• TASK TO COMPLETE: Restate the following records word for word without images.

::::

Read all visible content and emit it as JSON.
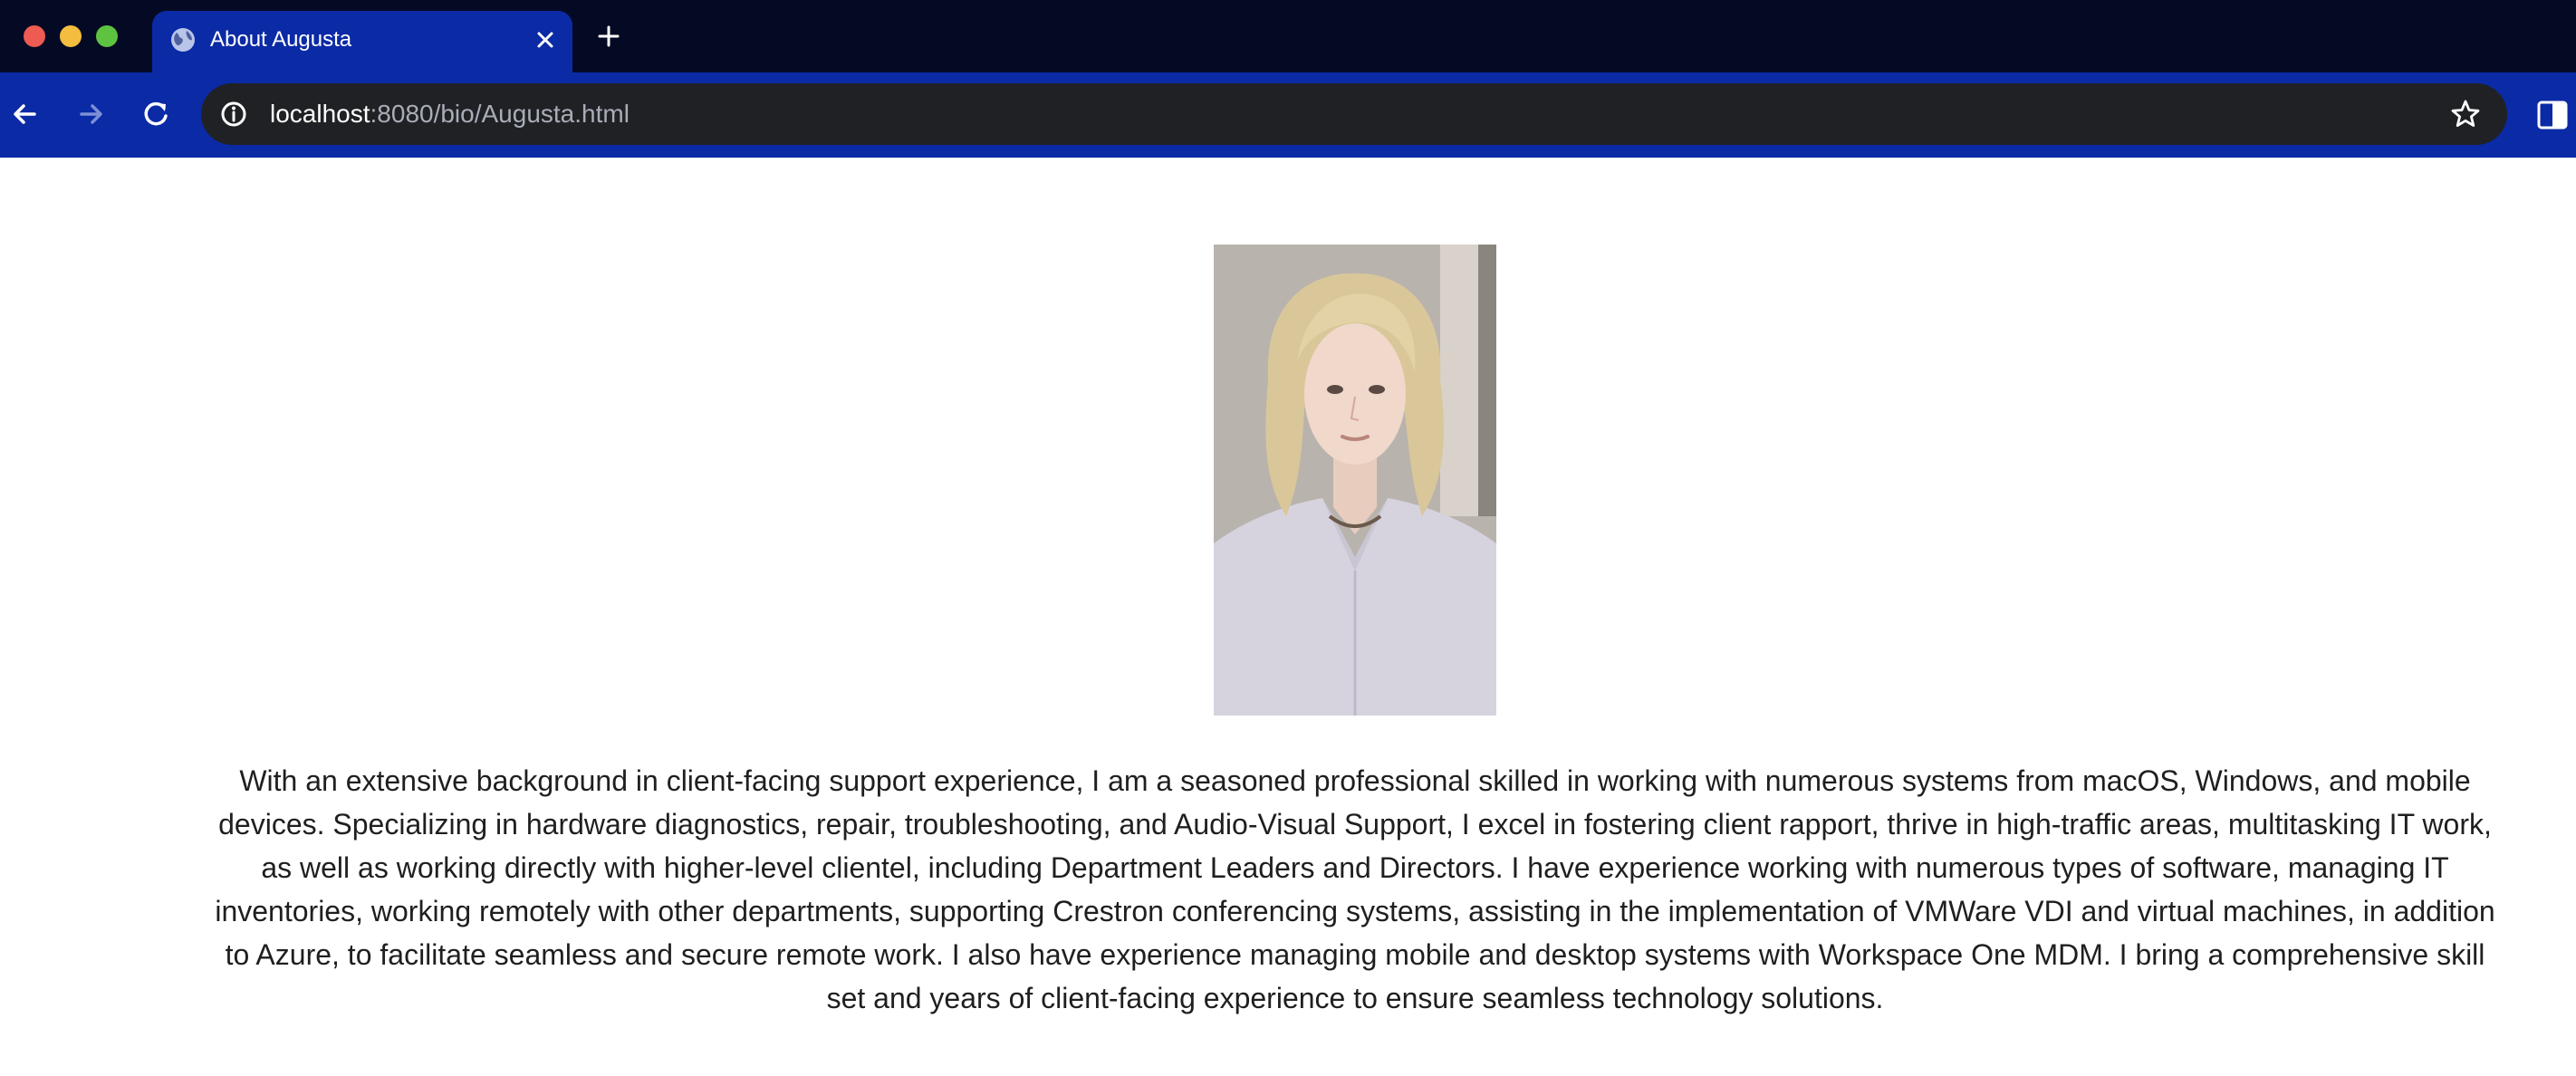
{
  "browser": {
    "tab_title": "About Augusta",
    "url_host": "localhost",
    "url_path": ":8080/bio/Augusta.html"
  },
  "page": {
    "bio": "With an extensive background in client-facing support experience, I am a seasoned professional skilled in working with numerous systems from macOS, Windows, and mobile devices. Specializing in hardware diagnostics, repair, troubleshooting, and Audio-Visual Support, I excel in fostering client rapport, thrive in high-traffic areas, multitasking IT work, as well as working directly with higher-level clientel, including Department Leaders and Directors. I have experience working with numerous types of software, managing IT inventories, working remotely with other departments, supporting Crestron conferencing systems, assisting in the implementation of VMWare VDI and virtual machines, in addition to Azure, to facilitate seamless and secure remote work. I also have experience managing mobile and desktop systems with Workspace One MDM. I bring a comprehensive skill set and years of client-facing experience to ensure seamless technology solutions."
  },
  "icons": {
    "traffic_lights": [
      "close-window",
      "minimize-window",
      "maximize-window"
    ],
    "tab": "globe-icon",
    "toolbar": [
      "back-arrow-icon",
      "forward-arrow-icon",
      "reload-icon",
      "info-icon",
      "star-icon",
      "side-panel-icon"
    ]
  },
  "colors": {
    "tabbar_bg": "#050a24",
    "toolbar_bg": "#0b2aa6",
    "omnibox_bg": "#202124",
    "text": "#1f1f1f"
  }
}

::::

• TASK RESPONSE:
Read all visible content and emit it as JSON.
{
  "browser": {
    "tab_title": "About Augusta",
    "url_host": "localhost",
    "url_path": ":8080/bio/Augusta.html"
  },
  "page": {
    "bio": "With an extensive background in client-facing support experience, I am a seasoned professional skilled in working with numerous systems from macOS, Windows, and mobile devices. Specializing in hardware diagnostics, repair, troubleshooting, and Audio-Visual Support, I excel in fostering client rapport, thrive in high-traffic areas, multitasking IT work, as well as working directly with higher-level clientel, including Department Leaders and Directors. I have experience working with numerous types of software, managing IT inventories, working remotely with other departments, supporting Crestron conferencing systems, assisting in the implementation of VMWare VDI and virtual machines, in addition to Azure, to facilitate seamless and secure remote work. I also have experience managing mobile and desktop systems with Workspace One MDM. I bring a comprehensive skill set and years of client-facing experience to ensure seamless technology solutions."
  },
  "icons": {
    "traffic_lights": [
      "close-window",
      "minimize-window",
      "maximize-window"
    ],
    "tab": "globe-icon",
    "toolbar": [
      "back-arrow-icon",
      "forward-arrow-icon",
      "reload-icon",
      "info-icon",
      "star-icon",
      "side-panel-icon"
    ]
  },
  "colors": {
    "tabbar_bg": "#050a24",
    "toolbar_bg": "#0b2aa6",
    "omnibox_bg": "#202124",
    "text": "#1f1f1f"
  }
}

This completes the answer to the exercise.